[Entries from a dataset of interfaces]
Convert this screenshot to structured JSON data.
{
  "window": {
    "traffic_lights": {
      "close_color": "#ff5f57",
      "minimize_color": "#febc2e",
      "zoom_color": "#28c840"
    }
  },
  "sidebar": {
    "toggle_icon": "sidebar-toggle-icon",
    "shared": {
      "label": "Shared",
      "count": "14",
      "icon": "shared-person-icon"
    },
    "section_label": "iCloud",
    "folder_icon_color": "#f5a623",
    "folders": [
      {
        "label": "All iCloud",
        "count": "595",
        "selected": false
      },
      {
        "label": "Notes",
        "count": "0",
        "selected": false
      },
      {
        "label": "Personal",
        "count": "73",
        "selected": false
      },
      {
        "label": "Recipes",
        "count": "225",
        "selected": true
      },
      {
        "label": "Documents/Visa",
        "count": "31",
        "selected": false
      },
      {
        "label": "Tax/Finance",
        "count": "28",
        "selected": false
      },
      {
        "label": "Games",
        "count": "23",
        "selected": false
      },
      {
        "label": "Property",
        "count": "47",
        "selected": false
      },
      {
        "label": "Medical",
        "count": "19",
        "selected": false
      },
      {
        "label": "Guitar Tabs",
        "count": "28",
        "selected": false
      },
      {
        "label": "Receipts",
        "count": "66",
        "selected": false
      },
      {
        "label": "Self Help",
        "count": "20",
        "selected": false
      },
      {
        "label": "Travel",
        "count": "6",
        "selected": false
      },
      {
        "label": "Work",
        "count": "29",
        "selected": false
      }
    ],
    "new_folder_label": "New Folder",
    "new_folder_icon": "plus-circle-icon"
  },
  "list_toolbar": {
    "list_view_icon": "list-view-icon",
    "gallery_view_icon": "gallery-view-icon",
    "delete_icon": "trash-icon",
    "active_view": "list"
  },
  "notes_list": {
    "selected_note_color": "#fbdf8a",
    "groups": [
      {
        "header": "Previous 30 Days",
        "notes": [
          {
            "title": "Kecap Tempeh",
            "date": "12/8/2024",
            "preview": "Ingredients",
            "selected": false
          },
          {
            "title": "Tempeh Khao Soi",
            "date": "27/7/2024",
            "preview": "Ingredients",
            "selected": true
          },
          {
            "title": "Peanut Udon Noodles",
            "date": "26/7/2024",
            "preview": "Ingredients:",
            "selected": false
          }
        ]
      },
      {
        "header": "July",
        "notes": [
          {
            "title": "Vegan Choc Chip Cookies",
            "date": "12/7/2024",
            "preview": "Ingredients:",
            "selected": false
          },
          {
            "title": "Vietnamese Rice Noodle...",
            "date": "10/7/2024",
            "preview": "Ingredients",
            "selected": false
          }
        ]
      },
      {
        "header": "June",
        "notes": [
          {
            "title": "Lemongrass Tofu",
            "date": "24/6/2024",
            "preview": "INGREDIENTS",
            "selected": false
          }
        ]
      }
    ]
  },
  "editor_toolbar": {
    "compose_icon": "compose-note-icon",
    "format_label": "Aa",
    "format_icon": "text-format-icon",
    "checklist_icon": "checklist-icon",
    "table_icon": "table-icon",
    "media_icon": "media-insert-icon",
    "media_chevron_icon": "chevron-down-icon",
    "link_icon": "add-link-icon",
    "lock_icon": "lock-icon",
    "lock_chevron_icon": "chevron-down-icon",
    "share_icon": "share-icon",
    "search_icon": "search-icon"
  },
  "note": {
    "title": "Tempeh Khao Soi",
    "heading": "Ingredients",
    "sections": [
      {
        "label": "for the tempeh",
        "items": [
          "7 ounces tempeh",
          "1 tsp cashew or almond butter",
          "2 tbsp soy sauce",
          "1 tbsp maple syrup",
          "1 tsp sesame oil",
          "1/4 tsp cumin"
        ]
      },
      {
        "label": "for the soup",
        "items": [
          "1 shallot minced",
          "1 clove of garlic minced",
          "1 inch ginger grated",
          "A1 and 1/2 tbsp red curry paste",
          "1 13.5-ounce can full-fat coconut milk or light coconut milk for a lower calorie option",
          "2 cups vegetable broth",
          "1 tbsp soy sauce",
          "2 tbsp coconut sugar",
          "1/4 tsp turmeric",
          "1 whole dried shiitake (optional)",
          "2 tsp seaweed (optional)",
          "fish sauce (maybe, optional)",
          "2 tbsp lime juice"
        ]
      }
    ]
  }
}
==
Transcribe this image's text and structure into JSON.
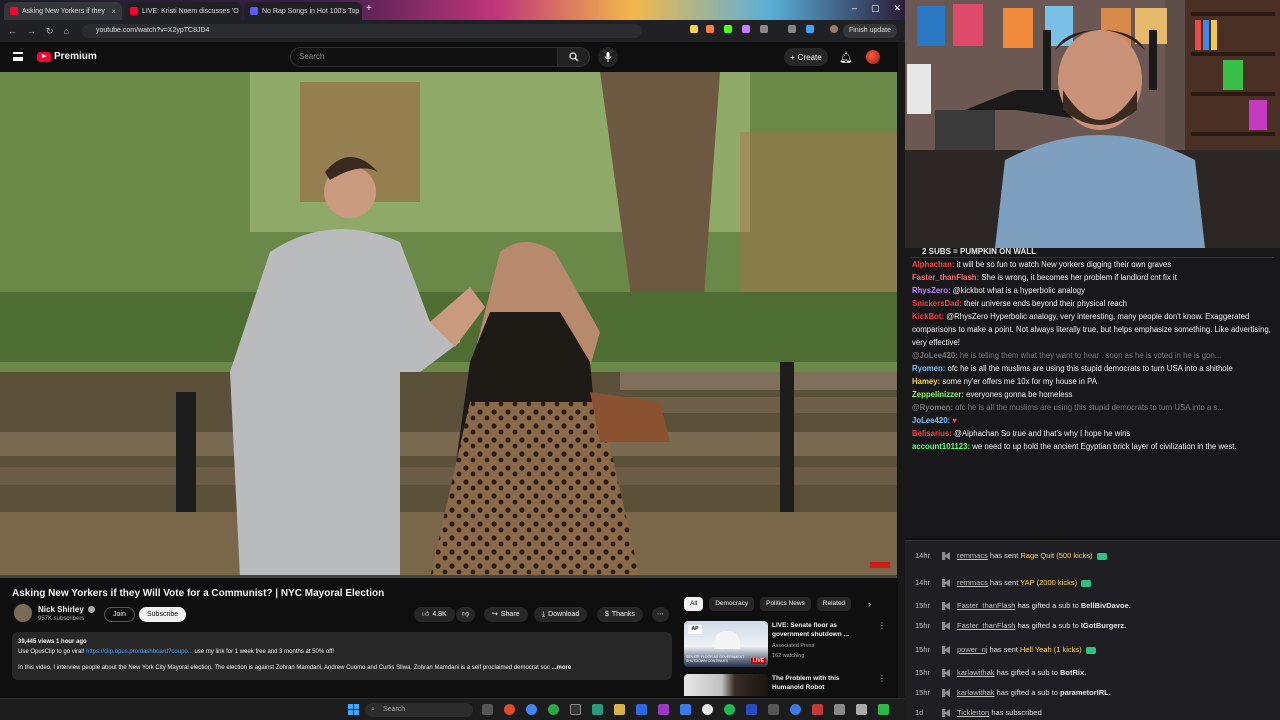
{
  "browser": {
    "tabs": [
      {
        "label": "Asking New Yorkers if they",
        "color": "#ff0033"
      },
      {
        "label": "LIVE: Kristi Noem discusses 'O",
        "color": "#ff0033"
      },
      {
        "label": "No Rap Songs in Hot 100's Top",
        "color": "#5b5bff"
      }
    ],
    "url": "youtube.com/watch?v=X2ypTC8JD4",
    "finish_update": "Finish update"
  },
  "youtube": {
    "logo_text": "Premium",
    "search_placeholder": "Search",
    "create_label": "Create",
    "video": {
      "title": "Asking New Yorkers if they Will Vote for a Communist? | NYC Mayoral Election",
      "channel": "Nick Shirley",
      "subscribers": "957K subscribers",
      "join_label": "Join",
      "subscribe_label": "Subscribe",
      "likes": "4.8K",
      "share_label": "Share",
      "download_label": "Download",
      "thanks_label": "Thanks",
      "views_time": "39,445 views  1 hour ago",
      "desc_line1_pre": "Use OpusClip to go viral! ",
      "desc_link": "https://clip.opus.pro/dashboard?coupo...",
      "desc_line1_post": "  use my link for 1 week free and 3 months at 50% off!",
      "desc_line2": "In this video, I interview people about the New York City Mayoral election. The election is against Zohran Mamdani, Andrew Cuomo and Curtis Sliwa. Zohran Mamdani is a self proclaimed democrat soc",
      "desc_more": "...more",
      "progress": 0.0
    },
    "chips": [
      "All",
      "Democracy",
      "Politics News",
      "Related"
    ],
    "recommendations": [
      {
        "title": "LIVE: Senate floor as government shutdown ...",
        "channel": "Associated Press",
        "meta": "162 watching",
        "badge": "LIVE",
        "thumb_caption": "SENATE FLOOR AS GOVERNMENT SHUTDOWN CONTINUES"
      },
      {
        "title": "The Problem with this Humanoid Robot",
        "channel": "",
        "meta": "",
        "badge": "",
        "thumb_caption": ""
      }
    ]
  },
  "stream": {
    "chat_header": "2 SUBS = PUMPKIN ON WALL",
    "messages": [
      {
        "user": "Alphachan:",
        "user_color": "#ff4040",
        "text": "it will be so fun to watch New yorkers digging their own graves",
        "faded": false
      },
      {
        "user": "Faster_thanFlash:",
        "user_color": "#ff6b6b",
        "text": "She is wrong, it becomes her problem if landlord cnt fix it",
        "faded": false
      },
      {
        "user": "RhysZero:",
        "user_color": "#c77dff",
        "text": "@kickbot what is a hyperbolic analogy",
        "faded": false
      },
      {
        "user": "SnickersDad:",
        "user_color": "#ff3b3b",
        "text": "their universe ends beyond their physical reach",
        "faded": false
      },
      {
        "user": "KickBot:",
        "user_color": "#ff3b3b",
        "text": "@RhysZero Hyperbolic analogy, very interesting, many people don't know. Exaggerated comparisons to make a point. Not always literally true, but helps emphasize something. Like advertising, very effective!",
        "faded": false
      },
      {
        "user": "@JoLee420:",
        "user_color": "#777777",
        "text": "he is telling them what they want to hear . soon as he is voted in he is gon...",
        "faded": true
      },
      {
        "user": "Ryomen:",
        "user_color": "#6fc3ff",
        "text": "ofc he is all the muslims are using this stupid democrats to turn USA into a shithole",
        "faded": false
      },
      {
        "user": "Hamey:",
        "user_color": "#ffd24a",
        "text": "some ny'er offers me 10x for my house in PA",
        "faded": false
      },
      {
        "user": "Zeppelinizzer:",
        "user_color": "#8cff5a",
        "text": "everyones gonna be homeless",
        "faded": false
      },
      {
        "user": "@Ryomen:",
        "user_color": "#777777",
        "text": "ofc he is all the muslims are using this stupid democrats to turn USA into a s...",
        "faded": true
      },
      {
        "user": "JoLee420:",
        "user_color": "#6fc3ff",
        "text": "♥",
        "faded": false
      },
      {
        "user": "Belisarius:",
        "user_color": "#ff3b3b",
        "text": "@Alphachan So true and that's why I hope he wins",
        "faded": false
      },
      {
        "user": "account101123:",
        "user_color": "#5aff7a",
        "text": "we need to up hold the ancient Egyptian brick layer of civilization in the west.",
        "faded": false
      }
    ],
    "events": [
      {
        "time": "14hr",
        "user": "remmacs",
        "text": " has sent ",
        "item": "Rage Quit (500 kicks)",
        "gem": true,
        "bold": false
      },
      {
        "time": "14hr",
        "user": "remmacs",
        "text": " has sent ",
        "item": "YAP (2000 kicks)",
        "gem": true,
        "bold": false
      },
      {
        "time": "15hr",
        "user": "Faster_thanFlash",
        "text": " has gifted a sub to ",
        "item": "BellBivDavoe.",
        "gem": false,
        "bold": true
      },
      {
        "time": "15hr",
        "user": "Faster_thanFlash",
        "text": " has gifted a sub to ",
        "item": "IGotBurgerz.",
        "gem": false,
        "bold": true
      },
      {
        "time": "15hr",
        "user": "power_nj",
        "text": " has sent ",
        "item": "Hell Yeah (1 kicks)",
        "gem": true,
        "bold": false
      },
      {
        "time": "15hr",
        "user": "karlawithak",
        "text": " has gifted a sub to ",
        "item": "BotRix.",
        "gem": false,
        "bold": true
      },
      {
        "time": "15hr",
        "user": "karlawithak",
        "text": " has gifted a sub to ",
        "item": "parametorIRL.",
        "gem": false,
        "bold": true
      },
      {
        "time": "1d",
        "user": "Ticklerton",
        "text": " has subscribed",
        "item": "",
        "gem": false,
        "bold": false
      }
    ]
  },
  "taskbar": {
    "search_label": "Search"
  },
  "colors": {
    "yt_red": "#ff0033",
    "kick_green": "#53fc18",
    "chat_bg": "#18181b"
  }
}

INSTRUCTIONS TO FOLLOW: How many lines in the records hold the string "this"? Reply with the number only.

SOLUTION TO THE EXERCISE: 6